There are many animals that love acorns and some actually hide them away for later in the year when food is less plentiful. Squirrels and other small mammals bury them, and then forget where they put them. Thus they plant a new crop of oaks, and some of the new plants will replace the old ones that are dying. The young sprouts are also food for other animals.

I found out from Scott Grote, who manages the deer and hunts, that the acorn crop this year is large enough that the White-tail deer aren't as interested in our corn feeders as they are in years when the acorn crop is smaller.

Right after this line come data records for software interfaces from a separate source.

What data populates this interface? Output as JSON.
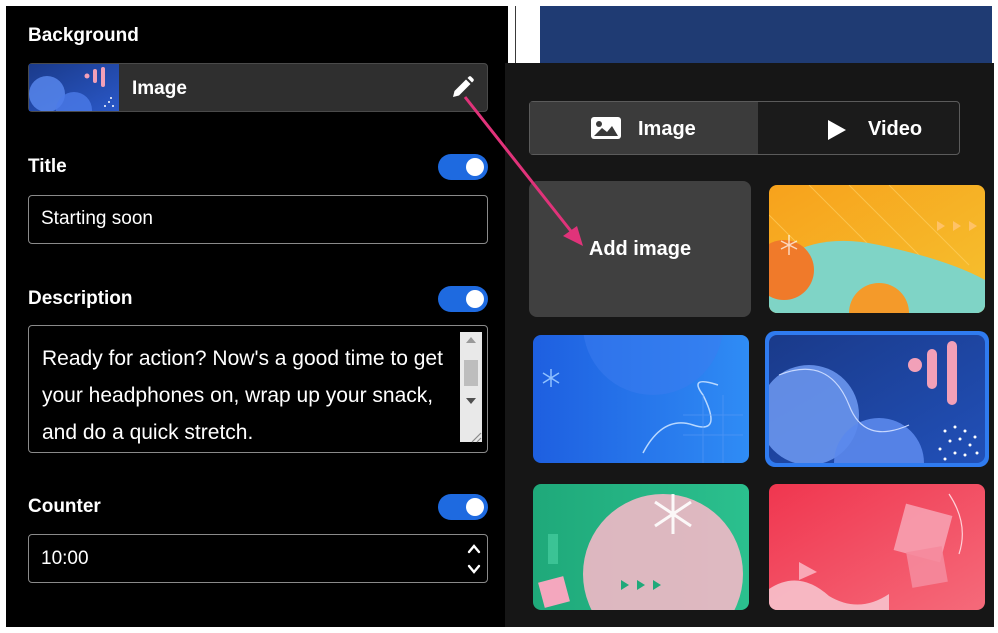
{
  "background": {
    "label": "Background",
    "value": "Image"
  },
  "title": {
    "label": "Title",
    "value": "Starting soon",
    "enabled": true
  },
  "description": {
    "label": "Description",
    "value": "Ready for action? Now's a good time to get your headphones on, wrap up your snack, and do a quick stretch.",
    "enabled": true
  },
  "counter": {
    "label": "Counter",
    "value": "10:00",
    "enabled": true
  },
  "picker": {
    "tabs": [
      {
        "label": "Image",
        "icon": "image-icon",
        "selected": true
      },
      {
        "label": "Video",
        "icon": "play-icon",
        "selected": false
      }
    ],
    "add_label": "Add image",
    "thumbnails": [
      {
        "name": "orange-wave",
        "selected": false
      },
      {
        "name": "blue-squiggle",
        "selected": false
      },
      {
        "name": "navy-circles",
        "selected": true
      },
      {
        "name": "green-asterisk",
        "selected": false
      },
      {
        "name": "red-shapes",
        "selected": false
      }
    ]
  },
  "colors": {
    "accent": "#1e6ae0",
    "annotation": "#e0337a",
    "selected_border": "#2f7bf0"
  }
}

There are many cycles in nature, warm and cold, wet and dry. It would seem that a dry year like this past 12 months would produce a small crop of acorns. However when you consider that we had an unusually wet spring in 2007, the extra water probably gave the oaks the health they needed to make it through a dry year. When looking at the health of trees you look at what has happened in the last 2 or 3 years, not just the recent seasons.

Enjoy the fall. Leaves are changing color. Lots of plants produce their fruit in the fall. The air is often cool. It is one of my favorite times of the year.

Of course, I would love to see some rain!


Anonymous said...

Thank you for identifying the Bur Oak for me, Margaret. I live in town in New Braunfels, and every year my grandson and I love hunting for these large acorns from a nearby church yard. Now I can tell him the correct name of the tree! I enjoy reading all of your posts. Thanks for all the great photos and information. Linda Dufour

Leslie said...


I think my grandma and grandpa knew you and J David years ago. I grew up on Greenwood Valley Ranch, not far from your ranch--we also had exotics. My grandparents were Jeff and Fernne Hunt. Let me know if you remember them.

Margaret Bamberger said...

Leslie and Linda.

Thank you both for your comments. I love hearing back from readers of the BRP Journal. Leslie, I asked J David if he knew your grandparents, and yes he remembers them. Greenwood Valley Ranch is in the area where he is working to delist the endangered Texas Snowbell. That is a beautiful area and you were lucky to grow up on such a magical place. Do you remember seeing the Texas Snowbells on a canyon wall near the creek/river?

The post published on December 14, is about a snowbell planting trip near Dolan Falls, and you might find interesting.

Steven Fulton, our ranch biologist is doing research for his masters degree on the plants at Eagle Ranch (next to Greenwood Valley Ranch I believe).

Thanks again, and I hope to hear many more comments from you both. Feel free to e-mail me at margaret@tstar.net or mbamberger74@gmail.com

burraakk said...

while surfing on net , i saw your blog..oak trees and and their fruits were so nice .. i think i ll be back later too and spend more time .

dama said...

HI, my name is Lin Andis, I am Leslie's mom, [Jeff & Ferne's daughter] I remember well the Texas Snowbells, I went with the group when they went to identify and collect seeds. I just completed the AAMN course and was lucky enough to talk to a lady that still has plants propagated from thoes few collections. It is good to remember old times, Thanks, Lin